The Ithaca Model
At the vanguard of a new higher education movement.
It seems that the outside world is starting to catch on to what Ithaca College students and alumni have known for some time: the integration of liberal and professional studies -- a hallmark of what Ithaca offers -- gives students the best of both worlds, providing an alternative to the "old" models of higher education.
This alternative, dubbed the "third way" in the October issue of the Atlantic Monthly magazine, has in fact had its own national organization for the past decade. The Associated New American Colleges (ANAC), of which Ithaca College is a charter member, was founded in 1995 as a consortium of selective, independent institutions dedicated to an ideal first articulated by the late Ernest L. Boyer, who served as United States commissioner of education and president of the Carnegie Foundation for the Advancement of Teaching.
Boyer called this model the "new American college," melding the historic mission and character of liberal arts colleges and land grant universities to serve the needs of a changing global society. The priorities of the new American college, as he put it, are clarifying the curriculum, connecting to the world beyond the classroom, and creating a campus community.
Those principles are put into practice in many ways at Ithaca College. To cite just a few examples:
The Center for Faculty Excellence supports our faculty members as complete teachers and scholars through such projects and initiatives as a mentoring program, colloquium series, summer institute, and a variety of workshops. In the last few years faculty in all departments in all the schools, as well as administrators, have been taking a close look at their curricula, adapting and refining where necessary.
The annual James J. Whalen Academic Symposium spotlights the scores of student-faculty research collaborations that take place in the schools and Division of Interdisciplinary and International Studies. As a result of these collaborations our undergraduates often coauthor papers and present their re search at major professional conferences.
Community service is part of Ithaca's culture. The Center for Student Leadership and Involvement helps foster a lifelong commitment to civic responsibility, strengthens College-community relations, and provides educational and leadership opportunities through programs like Community Plunge and Make-a-Difference Day. Classes in all academic areas feature service components, and a campuswide Celebration of Service is held every spring.
The Park Scholar and Martin Luther King Jr. Scholar Programs are competitive, merit-based scholarships that require prior involvement in community service to be considered, as well as ongoing service to maintain the award. The scholars have started a campus branch of the American Red Cross and an adopt-a-highway program, traveled to Brazil and Ghana to study social justice issues, followed the trail of the U.S. civil rights movement (see page 7), and participated in "alternative" spring break trips to work on home construction projects.
Ithaca College has established relationships with schools near and far -- from South Hill Elementary in Ithaca to the Frederick Douglass Academy in Harlem -- and our community members have created such highly regarded initiatives as the Partnership in Teaching program, Project Look Sharp, and COMPASS (Curricular Options in Mathematics Programs for All Secondary Students) to share with others the knowledge and expertise embodied in our faculty, staff, and students.
Through our involvement with ANAC, Ithaca takes part in projects and conferences, surveys and data benchmarking, and international study programs.
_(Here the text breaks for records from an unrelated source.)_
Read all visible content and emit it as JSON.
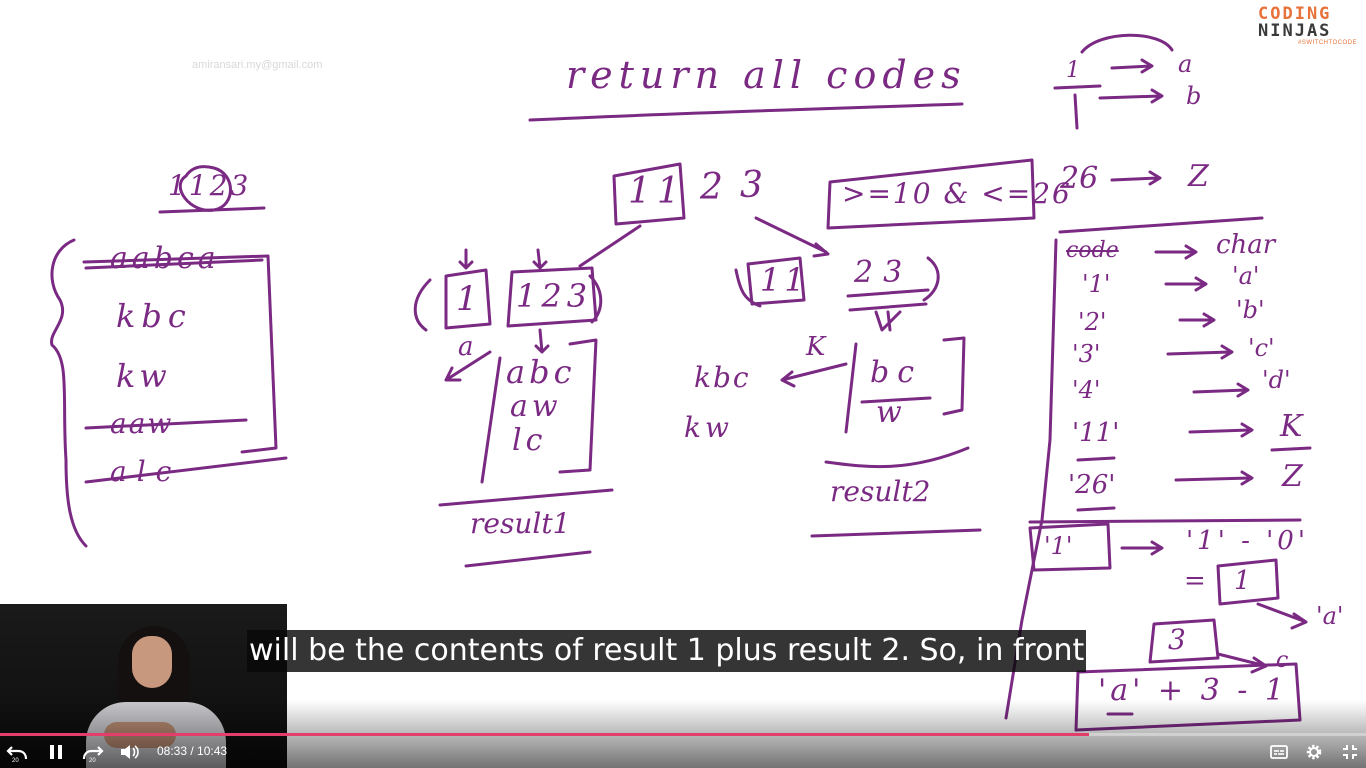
{
  "watermark": "amiransari.my@gmail.com",
  "logo": {
    "line1": "CODING",
    "line2": "NINJAS",
    "tagline": "#SWITCHTOCODE"
  },
  "whiteboard": {
    "title": "return all codes",
    "input_number": "1123",
    "left_list": [
      "aabca",
      "kbc",
      "kw",
      "aaw",
      "alc"
    ],
    "split_left": {
      "first": "1",
      "rest": "123",
      "edge_char": "a",
      "results": [
        "abc",
        "aw",
        "lc"
      ],
      "label": "result1"
    },
    "split_right": {
      "first": "11",
      "rest": "23",
      "edge_char": "K",
      "prefixed": [
        "kbc",
        "kw"
      ],
      "results": [
        "bc",
        "w"
      ],
      "label": "result2"
    },
    "top_number_parts": [
      "11",
      "2",
      "3"
    ],
    "condition": ">=10 & <=26",
    "mapping_top": [
      {
        "from": "1",
        "to": "a"
      },
      {
        "from": "1",
        "to": "b"
      }
    ],
    "mapping_26": {
      "from": "26",
      "to": "Z"
    },
    "table_header": {
      "left": "code",
      "right": "char"
    },
    "table_rows": [
      {
        "code": "'1'",
        "char": "'a'"
      },
      {
        "code": "'2'",
        "char": "'b'"
      },
      {
        "code": "'3'",
        "char": "'c'"
      },
      {
        "code": "'4'",
        "char": "'d'"
      },
      {
        "code": "'11'",
        "char": "K"
      },
      {
        "code": "'26'",
        "char": "Z"
      }
    ],
    "formula_box": "'1'",
    "formula_expr": "'1' - '0'",
    "formula_eq": "= 1",
    "formula_a": "'a'",
    "formula_three": "3",
    "formula_c": "c",
    "formula_final": "'a' + 3 - 1"
  },
  "caption": "will be the contents of result 1 plus result 2. So, in front",
  "player": {
    "current_time": "08:33",
    "duration": "10:43",
    "time_separator": " / ",
    "progress": 0.797,
    "rewind_seconds": "20",
    "forward_seconds": "20",
    "icons": {
      "rewind": "rewind-20-icon",
      "pause": "pause-icon",
      "forward": "forward-20-icon",
      "volume": "volume-icon",
      "captions": "captions-icon",
      "settings": "gear-icon",
      "fullscreen": "exit-fullscreen-icon"
    },
    "accent_color": "#e23d6b"
  }
}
Faculty members and administrators have taken advantage of opportunities to meet with and learn from colleagues at like-minded institutions. ANAC also serves the wider higher education community by supporting a national dialogue on educational issues and cooperative projects, while giving members a platform for serving as laboratories for education innovation.
The Atlantic article, by Richard M. Free-land, president of Northeastern University and of the World Association for Cooperative Education, lauds ANAC's members -- Ithaca College included -- for helping to organize and articulate the relationship between liberal education and professional education. Freeland concludes, "It is time for the nation's educators to embrace this latent movement and to recognize an important educational idea that can transform and enrich the college experience."
I couldn't agree more. I am proud that Ithaca College is among the leaders in this movement and hope you share that pride.
Learn more at Associated New American Colleges.